Federal tax revenue losses for the New Markets Tax Credit (NMTC) were over $700 million for 2010 according to the Department of the Treasury. Congress enacted the NMTC in 2000 as part of an ongoing effort to revitalize impoverished, low-income communities. The Treasury Department's Community Development Financial Institutions (CDFI) Fund awards tax credits to Community Development Entities (CDE), who sell the credits to investors to raise funds. Investors can claim a tax credit over 7 years totaling 39 percent of their investment in a CDE. Through fiscal year 2008, CDE reported investing about $12 billion in 2,111 projects located in all 50 states, the District of Columbia, and Puerto Rico. In December 2010, Congress extended the NMTC for tax year 2010 and 2011. However, the complexity of NMTC transaction structures appears to make it difficult to complete smaller projects and often results in less equity ending up in low-income community businessesthe beneficiaries of NMTC financingthan would be the case if the program were simplified.
An alternative to the NMTC could be the use of a grant program, recognizing that Congress has turned to grant programs in similar cases. Such grants would eliminate the program's dependence on the market for tax credits and could reduce transaction costs.
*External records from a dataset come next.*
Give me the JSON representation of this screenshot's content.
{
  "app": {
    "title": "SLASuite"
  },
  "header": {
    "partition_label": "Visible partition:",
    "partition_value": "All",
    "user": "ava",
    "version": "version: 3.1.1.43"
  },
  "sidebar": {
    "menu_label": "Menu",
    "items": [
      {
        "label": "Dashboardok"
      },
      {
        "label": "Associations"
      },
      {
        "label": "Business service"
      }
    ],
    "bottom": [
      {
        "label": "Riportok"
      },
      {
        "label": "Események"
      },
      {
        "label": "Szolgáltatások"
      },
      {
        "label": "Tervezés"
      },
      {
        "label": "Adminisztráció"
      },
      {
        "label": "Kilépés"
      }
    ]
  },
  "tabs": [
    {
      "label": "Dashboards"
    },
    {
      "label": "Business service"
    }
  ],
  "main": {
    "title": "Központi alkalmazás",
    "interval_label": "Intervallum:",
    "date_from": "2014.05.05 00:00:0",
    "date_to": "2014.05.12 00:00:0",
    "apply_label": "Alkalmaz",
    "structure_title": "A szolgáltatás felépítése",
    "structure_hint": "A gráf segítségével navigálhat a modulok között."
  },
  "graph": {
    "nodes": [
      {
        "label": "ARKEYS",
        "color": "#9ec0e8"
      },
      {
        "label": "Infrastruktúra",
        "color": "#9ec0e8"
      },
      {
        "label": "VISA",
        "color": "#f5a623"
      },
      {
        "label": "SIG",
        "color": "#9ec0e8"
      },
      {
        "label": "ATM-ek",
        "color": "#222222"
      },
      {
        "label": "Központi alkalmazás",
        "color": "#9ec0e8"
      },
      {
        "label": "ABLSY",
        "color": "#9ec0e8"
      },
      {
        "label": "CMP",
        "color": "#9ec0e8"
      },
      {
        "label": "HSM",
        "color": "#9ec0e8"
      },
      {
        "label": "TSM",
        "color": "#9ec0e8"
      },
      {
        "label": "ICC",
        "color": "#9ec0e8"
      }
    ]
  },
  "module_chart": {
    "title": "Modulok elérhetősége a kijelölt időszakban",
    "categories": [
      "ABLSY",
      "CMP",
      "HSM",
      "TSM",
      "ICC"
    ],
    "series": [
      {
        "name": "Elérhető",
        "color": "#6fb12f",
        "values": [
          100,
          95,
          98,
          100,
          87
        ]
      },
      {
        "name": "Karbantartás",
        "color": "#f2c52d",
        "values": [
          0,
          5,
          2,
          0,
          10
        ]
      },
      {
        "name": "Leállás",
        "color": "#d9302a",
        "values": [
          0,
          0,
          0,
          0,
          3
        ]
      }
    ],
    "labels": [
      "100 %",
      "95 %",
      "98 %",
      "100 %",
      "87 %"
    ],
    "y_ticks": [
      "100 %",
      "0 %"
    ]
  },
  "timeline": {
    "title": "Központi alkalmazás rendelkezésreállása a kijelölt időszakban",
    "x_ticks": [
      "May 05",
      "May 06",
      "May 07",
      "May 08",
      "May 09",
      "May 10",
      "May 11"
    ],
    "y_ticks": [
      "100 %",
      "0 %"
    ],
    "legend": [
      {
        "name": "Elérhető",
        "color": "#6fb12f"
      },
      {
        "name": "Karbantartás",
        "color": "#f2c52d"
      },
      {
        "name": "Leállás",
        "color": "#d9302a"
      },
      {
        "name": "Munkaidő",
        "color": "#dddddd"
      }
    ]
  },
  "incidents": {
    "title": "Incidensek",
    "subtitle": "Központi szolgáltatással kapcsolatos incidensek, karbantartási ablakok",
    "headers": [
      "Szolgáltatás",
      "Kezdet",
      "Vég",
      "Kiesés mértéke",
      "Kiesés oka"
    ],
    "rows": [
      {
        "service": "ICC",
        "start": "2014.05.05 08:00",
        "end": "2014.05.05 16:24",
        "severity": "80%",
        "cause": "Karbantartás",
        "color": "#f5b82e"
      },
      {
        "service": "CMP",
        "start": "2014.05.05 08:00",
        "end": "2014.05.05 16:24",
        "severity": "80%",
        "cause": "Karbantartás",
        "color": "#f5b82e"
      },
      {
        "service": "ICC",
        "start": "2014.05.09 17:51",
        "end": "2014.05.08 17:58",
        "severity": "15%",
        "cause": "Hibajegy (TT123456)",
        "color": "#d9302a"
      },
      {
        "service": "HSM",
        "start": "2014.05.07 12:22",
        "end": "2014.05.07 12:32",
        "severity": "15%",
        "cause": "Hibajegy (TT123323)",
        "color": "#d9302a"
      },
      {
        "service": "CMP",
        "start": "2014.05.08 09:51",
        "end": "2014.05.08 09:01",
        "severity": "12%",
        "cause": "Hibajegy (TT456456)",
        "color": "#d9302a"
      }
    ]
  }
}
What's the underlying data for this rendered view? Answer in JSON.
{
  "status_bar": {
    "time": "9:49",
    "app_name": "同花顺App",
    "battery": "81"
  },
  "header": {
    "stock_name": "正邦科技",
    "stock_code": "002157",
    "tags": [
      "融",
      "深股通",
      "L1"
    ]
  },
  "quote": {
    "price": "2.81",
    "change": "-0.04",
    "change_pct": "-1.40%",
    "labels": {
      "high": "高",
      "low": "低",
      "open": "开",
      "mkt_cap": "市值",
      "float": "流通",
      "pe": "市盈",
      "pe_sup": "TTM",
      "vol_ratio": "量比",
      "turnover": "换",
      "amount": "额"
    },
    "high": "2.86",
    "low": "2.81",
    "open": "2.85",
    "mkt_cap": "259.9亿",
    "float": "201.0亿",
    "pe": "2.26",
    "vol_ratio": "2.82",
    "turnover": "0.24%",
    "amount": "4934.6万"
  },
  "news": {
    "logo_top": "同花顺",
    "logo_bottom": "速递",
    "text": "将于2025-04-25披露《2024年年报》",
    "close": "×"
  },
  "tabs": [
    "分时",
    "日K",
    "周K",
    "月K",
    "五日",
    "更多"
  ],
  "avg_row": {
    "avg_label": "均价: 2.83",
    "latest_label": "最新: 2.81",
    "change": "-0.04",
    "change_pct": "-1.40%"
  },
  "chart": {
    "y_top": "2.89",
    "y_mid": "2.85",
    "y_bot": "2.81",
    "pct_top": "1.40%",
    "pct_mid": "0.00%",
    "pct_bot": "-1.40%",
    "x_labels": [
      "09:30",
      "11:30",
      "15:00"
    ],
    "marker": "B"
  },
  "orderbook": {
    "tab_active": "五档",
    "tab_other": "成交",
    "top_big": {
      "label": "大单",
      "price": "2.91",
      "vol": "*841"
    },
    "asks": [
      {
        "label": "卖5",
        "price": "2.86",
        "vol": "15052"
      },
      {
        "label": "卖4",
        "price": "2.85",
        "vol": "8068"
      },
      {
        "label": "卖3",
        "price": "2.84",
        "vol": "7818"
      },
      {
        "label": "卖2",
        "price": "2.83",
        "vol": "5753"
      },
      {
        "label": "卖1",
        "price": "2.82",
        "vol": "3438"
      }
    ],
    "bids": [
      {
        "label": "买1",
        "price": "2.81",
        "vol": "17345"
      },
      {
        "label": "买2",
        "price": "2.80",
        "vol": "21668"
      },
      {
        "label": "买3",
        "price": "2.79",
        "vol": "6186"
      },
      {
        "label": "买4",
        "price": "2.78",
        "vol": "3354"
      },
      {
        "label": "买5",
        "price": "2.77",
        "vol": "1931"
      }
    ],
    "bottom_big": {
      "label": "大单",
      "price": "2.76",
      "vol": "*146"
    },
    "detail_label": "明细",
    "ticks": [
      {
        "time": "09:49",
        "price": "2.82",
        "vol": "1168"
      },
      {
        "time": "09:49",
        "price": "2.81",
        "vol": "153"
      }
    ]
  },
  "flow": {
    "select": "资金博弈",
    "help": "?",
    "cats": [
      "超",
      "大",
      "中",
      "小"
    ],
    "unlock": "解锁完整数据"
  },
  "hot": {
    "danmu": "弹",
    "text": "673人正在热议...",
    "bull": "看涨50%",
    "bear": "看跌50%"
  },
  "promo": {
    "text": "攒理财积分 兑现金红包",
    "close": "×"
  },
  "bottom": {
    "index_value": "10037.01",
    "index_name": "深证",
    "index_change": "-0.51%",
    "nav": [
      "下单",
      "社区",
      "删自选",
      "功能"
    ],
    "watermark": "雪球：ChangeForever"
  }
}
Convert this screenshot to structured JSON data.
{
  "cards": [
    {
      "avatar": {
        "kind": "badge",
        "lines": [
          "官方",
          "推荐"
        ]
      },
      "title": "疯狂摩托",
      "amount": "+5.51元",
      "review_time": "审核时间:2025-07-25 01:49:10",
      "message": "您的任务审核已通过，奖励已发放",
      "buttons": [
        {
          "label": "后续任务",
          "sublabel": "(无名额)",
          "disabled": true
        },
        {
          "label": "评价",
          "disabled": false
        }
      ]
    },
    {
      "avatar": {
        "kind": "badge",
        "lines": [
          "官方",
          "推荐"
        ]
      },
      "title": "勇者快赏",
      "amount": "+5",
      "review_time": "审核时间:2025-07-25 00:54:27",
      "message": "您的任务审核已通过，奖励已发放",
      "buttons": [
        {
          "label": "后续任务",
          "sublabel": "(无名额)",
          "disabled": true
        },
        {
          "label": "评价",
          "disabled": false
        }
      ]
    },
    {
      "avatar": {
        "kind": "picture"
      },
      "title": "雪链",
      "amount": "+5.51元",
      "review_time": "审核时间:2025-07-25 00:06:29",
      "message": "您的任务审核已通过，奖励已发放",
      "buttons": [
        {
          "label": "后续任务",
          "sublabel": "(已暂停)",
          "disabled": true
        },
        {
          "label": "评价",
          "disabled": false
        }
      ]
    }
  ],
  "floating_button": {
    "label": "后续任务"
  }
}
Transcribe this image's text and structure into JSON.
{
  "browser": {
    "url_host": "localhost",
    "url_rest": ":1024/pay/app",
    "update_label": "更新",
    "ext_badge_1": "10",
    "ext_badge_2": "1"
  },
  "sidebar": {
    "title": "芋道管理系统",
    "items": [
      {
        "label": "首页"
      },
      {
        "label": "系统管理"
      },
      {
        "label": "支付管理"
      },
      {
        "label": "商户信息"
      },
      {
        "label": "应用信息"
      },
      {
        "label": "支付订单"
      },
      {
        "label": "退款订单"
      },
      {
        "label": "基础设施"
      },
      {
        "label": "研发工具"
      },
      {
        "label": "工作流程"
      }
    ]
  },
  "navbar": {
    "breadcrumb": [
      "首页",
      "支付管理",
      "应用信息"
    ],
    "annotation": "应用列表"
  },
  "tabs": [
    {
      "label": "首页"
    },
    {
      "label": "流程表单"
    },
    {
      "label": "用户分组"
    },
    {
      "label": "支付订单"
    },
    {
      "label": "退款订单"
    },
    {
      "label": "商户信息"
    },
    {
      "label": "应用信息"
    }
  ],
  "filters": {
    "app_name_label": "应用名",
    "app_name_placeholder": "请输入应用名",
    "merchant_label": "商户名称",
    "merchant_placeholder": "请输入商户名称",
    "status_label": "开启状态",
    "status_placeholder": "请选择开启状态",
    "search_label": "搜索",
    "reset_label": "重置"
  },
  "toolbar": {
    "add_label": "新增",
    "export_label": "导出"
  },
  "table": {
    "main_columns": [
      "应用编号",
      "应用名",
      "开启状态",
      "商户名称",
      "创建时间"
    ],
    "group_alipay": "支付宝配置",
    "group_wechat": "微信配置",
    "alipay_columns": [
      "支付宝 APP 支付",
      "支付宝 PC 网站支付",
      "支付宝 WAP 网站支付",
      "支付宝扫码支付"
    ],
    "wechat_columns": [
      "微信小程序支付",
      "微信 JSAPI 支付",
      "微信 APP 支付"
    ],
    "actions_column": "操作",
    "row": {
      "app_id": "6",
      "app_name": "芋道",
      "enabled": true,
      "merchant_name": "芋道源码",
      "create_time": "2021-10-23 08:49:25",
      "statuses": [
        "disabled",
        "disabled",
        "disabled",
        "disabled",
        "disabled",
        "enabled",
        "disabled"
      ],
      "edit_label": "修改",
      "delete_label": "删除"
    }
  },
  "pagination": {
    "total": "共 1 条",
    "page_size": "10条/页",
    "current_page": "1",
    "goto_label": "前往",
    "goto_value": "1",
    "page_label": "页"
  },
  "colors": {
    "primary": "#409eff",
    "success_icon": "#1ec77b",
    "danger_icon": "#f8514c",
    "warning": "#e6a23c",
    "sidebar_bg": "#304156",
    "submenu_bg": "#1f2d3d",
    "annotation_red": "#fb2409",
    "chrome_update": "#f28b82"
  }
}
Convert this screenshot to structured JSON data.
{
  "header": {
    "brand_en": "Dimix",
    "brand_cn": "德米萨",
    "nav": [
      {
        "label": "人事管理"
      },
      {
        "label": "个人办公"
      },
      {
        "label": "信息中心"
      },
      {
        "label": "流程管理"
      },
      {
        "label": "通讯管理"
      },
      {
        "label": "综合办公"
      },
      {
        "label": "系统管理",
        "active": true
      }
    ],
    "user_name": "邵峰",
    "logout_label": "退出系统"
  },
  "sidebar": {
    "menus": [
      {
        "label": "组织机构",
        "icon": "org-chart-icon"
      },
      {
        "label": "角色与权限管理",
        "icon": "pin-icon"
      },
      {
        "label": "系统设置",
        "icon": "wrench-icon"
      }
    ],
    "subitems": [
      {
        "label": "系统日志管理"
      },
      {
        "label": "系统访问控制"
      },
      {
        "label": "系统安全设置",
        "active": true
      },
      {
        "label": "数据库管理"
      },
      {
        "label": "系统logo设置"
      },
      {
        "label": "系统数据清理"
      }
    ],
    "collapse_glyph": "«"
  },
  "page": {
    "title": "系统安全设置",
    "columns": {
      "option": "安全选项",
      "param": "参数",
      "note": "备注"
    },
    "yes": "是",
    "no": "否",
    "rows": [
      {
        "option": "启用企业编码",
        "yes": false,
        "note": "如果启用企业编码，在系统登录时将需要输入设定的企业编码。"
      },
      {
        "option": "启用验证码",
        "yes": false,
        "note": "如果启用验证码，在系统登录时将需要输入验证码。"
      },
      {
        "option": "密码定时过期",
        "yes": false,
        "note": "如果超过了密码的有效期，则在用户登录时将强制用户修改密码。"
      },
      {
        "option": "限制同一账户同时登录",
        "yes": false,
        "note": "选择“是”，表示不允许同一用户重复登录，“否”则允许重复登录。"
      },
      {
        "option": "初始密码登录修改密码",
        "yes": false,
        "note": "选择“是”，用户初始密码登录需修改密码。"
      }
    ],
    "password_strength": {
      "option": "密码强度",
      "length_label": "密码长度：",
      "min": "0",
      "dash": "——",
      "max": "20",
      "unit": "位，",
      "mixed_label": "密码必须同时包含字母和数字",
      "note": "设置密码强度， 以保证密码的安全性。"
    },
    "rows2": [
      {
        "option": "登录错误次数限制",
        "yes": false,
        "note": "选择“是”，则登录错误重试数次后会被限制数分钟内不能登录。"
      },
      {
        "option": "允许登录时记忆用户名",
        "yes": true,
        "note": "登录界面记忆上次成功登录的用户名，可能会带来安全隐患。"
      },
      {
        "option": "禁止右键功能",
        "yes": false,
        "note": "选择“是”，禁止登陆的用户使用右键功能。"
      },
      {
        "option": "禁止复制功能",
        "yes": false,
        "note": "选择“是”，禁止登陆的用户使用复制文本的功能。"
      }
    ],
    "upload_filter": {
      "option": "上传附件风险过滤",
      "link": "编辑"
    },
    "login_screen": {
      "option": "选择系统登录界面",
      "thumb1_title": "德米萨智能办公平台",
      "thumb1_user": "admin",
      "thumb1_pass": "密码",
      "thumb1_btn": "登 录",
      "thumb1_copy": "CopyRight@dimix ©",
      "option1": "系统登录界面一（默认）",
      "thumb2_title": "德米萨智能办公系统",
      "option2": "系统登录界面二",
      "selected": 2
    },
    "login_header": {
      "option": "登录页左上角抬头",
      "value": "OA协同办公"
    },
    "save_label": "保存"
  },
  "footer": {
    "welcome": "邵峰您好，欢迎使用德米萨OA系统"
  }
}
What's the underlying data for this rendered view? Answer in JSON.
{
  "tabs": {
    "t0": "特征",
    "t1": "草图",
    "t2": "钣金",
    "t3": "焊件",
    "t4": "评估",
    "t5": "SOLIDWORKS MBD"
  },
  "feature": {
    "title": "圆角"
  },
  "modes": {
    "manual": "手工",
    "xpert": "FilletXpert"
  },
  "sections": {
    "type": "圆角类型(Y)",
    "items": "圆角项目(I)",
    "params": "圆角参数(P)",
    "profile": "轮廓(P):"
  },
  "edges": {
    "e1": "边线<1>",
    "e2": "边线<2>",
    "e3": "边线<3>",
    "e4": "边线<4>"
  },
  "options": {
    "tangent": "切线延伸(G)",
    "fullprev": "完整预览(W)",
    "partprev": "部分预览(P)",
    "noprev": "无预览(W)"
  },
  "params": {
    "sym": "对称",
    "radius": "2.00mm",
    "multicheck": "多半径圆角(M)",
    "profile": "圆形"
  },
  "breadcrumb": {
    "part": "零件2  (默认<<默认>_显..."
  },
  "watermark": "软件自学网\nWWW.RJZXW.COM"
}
Replacing the tax credit with a grant likely would increase the equity that could be placed in low-income businesses and make the federal subsidy more cost-effective. When CDE sell credits to investors to raise additional funds, the price investors pay for the credits reflects market conditions and the investors' attitudes toward risk. According to CDE representatives GAO interviewed in 2009, when the demand for NMTCs was highest, before the housing market collapse and 2008 credit crisis, the tax credits sold for $0.75 to $0.80 per dollar. Therefore, the federal subsidy intended to assist low-income businesses was reduced by 20 percent to 25 percent before any funds were made available to CDE. Representatives from CDE GAO interviewed also noted that with low demand for the tax credits, as was the case when GAO conducted its work during 2009, the credits generally sold for about $0.65 to $0.70 and have sold for as little as $0.50 or less. After accounting for CDE and other third-party fees, such as asset management and legal fees, about 50 percent to 65 percent of the federal subsidy generally reaches low-income businesses.
In a grant program, these up-front reductions in the federal subsidy could be largely avoided. If the grant program is well designed and at least as effective as the credit in attracting private investment, it could save a significant portion of the estimated $3.8 billion five-year revenue cost of the current program.
Congress has turned to grant programs in other cases where tax credits had formerly been used. For example, to fill funding gaps in Low-Income Housing Tax Credit projects, under the American Recovery and Reinvestment Act of 2009, Congress offered the option of allowing state housing finance agencies to exchange Low-Income Housing Tax Credits for federal grants to subsidize low-income rental housing.
However, CDFI officials were concerned that a grant may not channel a greater portion of the federal subsidy to intended recipients than the tax credit and a grant program could have administrative costs or other effects that would reduce its desirability.
As stated in its January 2010 report, GAO continues to believe that Congress should consider offering grants in lieu of credits to CDE if it extends the program again. Doing so would help ensure that the maximum amount of capital ends up in low-income community businesses. If it does so, Congress should require Treasury to gather appropriate data to assess whether and to what extent the grant program increases the amount of federal subsidy provided to low-income community businesses compared to the NMTC; how costs for administering the program incurred by the CDFI Fund, CDE, and investors would change; and whether the grant program otherwise affects the success of efforts to assist low-income communities. One option would be for Congress to set aside a portion of funds to be used as grants and a portion to be used as tax credit allocation authority under the current structure of the program to facilitate comparison of the two program structures. Such a study could help resolve uncertainties about the relative effectiveness of grants and the tax credit in promoting economic development. Although eliminating the tax credit would increase federal revenues, replacing the NMTC with a grant would introduce outlay costs. However, given that the federal subsidy to low-income community businesses was reduced by 20 percent to 25 percent up front even when the price paid by investors to claim NMTC was at its highest and transaction costs due to the credit's structure can be substantial, the grant could result in a similar amount of investment in low-income communities at a lower overall cost to the federal government.
The information contained in this analysis is based on the related GAO product listed under the "Related GAO Products" tab.
For additional information about this area, contact James R. White at (202) 512-9110 or firstname.lastname@example.org.